    And, is your recommendation the same as an "order?" Would suggestion be a more appropriate term? Why? Why not? If so, always or only sometimes?

    And, why would someone ever say that a nurse does not "have the whole picture" of her/his patient? Why would someone ever imply that an attending physician did not have "time to know patients" entrusted to him or her?

    These are my probing questions this evening. Aspects of being a therapist to consider and reflect upon.

    Tuesday, September 11, 2007

    Verbal Feedback

    During treatment (not evaluation), verbal feedback of some kind needs to come after each response elicited.

    This verbal feedback can be "that's right" vs. "that's wrong" or "that's not right" followed by a cue of some sort. Most semantic cues can be drawn from semantic feature analysis with questions such as:

    "where is this found?"
    "what do you do with this?"
    "what does this item do?"
    "to which group does this item belong"
    "what does this look like, feel like, taste like, smell like...etc?"

    If the question does not elicit a correct response, then providing the information in statement form, such as "you use this to open cans" may assist the person. If not, the first letter of the target word sometimes triggers word retrieval. Finally, the phonemic cue may be given. Often it helps to remind the person to attend to your face with "watch me, listen to me, do what I do."

    The verbal feedback that you gave today re: sustaining attention via eye contact, etc. was very appropriate.

    Keep up the good work.

    Thursday, September 6, 2007

    Time Zone

    Time stamps should be correct now. The time zone was set at "Pacific."

    Wednesday, September 5, 2007

    Good News!

    Found my misplaced bag on TCU...


    Don't forget: You may find it easier to answer my questions via "comments." This way, we won't forget to discuss these during the practicum. Thanks!

    ALS Clinic

    I recommend you page me on Friday morning to check my schedule as I am not certain when I am going to be at ALS Clinic.

    Thought Organization

    What is thought organization anyway? What's semantic feature analysis?

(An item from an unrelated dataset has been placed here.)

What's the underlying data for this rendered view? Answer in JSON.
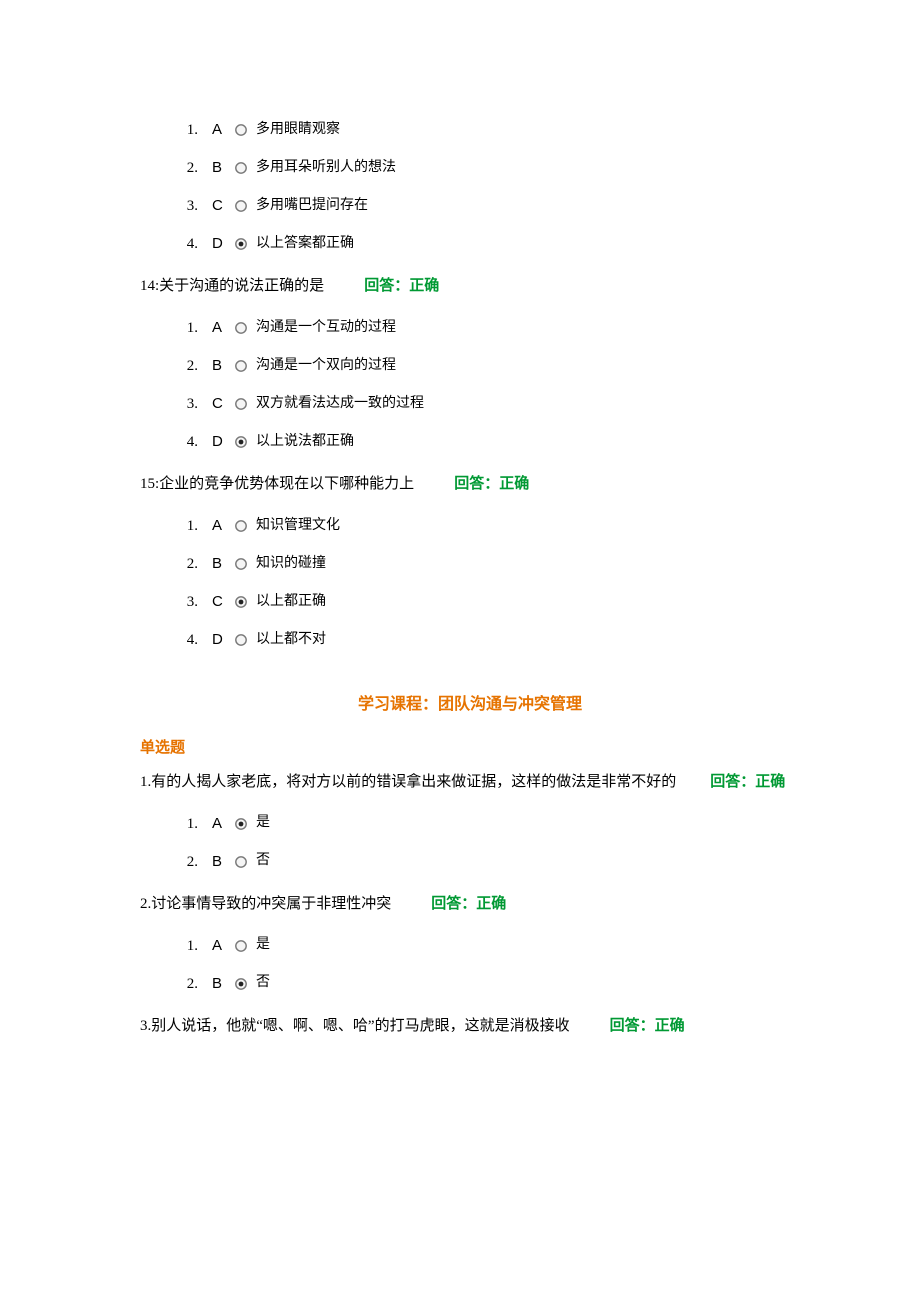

    Tuesday, September 4, 2007

    Look It Up

    What is an empyema? Can you think of any impact this condition might have for speech pathology?